-- Exercise objective --
Which lines in the data below contain the word "restrictions"? Copy each of them.

START Dataset records

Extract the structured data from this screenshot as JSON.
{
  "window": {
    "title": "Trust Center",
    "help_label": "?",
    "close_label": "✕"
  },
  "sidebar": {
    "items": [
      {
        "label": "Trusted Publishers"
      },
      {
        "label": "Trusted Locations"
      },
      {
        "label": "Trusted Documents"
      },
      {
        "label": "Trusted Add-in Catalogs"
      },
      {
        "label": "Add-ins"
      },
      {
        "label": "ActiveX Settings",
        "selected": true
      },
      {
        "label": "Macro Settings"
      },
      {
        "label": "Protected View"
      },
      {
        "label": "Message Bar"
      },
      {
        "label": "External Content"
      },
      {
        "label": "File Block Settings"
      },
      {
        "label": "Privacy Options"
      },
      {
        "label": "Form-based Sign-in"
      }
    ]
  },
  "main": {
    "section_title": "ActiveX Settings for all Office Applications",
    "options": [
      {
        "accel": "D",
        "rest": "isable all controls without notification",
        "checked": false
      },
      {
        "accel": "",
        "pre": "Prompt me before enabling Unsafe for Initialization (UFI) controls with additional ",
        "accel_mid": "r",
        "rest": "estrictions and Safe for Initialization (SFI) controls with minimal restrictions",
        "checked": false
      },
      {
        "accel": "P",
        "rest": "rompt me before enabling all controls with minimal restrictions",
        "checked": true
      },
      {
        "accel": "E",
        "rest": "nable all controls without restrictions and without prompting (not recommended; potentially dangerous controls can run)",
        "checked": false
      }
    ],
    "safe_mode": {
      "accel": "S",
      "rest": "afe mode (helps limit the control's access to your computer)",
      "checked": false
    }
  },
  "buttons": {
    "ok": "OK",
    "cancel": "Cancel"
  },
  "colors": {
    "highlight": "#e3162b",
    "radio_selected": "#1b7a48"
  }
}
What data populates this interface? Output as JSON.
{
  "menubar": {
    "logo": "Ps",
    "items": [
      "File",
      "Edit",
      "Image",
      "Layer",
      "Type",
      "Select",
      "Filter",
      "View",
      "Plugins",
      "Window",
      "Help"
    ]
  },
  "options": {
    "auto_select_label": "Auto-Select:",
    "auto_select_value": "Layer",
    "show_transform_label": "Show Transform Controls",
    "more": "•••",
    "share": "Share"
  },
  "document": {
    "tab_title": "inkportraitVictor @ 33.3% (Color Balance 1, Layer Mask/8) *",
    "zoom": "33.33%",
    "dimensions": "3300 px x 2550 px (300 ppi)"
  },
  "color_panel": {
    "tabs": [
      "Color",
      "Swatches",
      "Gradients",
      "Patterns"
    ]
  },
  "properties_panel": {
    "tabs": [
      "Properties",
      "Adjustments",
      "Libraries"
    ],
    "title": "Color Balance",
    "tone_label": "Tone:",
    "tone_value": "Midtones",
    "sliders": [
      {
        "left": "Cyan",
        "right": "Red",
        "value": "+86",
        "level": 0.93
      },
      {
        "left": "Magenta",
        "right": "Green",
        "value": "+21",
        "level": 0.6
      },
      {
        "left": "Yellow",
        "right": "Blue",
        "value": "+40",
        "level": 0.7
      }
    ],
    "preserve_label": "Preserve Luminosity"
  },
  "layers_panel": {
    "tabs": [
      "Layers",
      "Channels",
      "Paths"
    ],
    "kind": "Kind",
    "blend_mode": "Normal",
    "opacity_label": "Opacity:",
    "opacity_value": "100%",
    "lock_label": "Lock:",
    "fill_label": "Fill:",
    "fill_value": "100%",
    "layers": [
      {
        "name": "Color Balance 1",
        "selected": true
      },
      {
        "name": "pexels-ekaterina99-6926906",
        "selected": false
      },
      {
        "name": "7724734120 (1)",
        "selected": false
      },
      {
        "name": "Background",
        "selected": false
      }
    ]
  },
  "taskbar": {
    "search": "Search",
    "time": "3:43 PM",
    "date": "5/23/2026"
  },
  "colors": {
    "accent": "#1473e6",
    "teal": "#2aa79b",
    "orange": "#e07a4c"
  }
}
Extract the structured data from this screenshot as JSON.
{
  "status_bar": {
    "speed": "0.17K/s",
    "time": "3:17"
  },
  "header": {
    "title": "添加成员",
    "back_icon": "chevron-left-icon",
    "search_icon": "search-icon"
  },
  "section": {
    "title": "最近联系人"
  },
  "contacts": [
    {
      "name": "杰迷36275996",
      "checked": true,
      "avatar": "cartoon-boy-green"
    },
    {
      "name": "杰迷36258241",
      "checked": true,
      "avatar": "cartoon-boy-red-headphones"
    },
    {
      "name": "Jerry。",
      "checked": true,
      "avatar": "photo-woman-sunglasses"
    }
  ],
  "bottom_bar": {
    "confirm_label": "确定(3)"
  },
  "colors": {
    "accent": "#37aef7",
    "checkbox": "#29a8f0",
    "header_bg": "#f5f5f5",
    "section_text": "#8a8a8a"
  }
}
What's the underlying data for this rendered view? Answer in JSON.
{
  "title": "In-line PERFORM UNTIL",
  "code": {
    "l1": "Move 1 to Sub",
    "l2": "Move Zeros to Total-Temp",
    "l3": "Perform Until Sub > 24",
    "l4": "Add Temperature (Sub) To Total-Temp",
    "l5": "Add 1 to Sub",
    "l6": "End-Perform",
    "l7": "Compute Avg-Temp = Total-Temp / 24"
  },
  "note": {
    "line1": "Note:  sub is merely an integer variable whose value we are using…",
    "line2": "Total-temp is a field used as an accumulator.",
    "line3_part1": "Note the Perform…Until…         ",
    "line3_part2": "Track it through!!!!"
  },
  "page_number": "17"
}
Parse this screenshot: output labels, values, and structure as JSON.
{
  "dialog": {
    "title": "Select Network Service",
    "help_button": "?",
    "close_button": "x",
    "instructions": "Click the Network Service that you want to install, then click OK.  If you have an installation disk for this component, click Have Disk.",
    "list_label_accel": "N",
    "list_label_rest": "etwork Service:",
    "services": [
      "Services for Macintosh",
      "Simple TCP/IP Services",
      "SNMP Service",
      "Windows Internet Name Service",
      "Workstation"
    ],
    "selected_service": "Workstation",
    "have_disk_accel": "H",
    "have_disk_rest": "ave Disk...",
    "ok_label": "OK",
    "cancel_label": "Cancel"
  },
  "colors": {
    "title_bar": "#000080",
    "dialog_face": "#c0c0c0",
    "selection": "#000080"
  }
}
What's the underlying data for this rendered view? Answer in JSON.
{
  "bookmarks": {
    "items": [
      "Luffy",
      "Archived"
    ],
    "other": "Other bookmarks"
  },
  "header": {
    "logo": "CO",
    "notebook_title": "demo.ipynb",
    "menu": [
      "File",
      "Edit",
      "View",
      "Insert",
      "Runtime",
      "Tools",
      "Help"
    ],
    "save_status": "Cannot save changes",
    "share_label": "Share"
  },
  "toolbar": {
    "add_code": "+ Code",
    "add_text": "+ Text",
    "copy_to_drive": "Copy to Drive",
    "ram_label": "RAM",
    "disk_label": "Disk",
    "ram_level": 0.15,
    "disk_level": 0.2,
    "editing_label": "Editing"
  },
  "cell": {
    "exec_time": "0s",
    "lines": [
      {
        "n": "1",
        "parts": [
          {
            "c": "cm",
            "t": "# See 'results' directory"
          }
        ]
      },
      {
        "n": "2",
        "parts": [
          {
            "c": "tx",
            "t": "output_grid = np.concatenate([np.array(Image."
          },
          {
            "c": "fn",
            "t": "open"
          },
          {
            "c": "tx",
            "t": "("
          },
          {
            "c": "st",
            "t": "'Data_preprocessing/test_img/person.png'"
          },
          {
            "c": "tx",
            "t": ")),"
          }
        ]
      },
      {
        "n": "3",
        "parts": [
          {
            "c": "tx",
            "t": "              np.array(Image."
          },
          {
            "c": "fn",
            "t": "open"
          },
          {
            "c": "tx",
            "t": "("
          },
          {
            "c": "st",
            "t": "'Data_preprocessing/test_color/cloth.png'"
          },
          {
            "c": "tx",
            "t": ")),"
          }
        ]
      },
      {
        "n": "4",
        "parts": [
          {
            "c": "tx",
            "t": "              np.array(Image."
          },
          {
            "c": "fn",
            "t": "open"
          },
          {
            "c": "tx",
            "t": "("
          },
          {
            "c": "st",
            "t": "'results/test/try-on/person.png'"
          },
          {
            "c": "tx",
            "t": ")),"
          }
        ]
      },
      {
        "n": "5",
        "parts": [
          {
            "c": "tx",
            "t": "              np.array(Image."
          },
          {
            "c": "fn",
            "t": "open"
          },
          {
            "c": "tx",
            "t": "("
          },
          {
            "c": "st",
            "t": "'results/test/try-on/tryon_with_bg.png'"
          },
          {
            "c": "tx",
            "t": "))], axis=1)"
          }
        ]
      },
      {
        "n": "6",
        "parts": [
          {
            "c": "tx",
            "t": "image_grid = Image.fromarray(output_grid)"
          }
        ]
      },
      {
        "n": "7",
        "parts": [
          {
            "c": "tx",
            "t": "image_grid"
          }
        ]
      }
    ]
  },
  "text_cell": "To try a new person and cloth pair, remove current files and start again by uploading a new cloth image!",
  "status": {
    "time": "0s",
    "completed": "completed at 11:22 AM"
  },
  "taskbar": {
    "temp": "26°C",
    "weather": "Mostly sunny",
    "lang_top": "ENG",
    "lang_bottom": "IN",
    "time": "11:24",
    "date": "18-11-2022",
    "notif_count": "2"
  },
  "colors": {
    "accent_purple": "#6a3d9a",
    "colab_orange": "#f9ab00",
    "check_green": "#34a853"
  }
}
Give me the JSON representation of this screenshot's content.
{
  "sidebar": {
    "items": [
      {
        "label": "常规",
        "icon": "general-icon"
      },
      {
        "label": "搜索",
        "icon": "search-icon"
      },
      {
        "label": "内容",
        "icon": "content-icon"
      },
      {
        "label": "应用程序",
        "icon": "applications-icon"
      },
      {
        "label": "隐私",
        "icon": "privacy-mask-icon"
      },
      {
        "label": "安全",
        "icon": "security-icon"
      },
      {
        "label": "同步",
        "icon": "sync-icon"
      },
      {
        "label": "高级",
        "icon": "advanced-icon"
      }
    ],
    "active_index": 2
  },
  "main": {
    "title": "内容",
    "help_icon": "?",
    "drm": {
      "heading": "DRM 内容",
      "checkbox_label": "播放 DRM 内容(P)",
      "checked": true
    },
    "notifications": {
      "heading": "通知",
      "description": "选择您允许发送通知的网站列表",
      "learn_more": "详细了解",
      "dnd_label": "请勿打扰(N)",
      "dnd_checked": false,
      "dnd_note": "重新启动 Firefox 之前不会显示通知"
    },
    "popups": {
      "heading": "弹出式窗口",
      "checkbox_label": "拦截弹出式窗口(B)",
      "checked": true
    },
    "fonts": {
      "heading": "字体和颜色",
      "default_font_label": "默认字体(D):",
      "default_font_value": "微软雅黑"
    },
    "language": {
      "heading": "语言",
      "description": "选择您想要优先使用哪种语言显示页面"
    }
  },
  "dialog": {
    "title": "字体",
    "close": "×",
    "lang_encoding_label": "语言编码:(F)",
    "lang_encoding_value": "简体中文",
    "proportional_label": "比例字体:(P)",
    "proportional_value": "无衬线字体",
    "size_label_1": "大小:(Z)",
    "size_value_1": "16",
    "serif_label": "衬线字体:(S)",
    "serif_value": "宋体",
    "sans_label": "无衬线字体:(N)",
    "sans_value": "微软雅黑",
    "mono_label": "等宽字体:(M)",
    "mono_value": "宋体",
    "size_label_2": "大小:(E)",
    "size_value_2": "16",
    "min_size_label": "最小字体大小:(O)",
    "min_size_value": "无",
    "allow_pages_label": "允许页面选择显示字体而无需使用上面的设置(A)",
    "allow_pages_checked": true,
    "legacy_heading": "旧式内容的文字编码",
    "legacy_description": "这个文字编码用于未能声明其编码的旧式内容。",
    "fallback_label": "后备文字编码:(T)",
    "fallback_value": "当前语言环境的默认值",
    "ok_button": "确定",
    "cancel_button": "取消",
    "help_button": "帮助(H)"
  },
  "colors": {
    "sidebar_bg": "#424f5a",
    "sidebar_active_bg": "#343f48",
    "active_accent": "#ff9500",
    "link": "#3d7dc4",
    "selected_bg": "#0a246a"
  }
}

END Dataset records

-- Answer below --
        "rest": "estrictions and Safe for Initialization (SFI) controls with minimal restrictions",
        "rest": "rompt me before enabling all controls with minimal restrictions",
        "rest": "nable all controls without restrictions and without prompting (not recommended; potentially dangerous controls can run)",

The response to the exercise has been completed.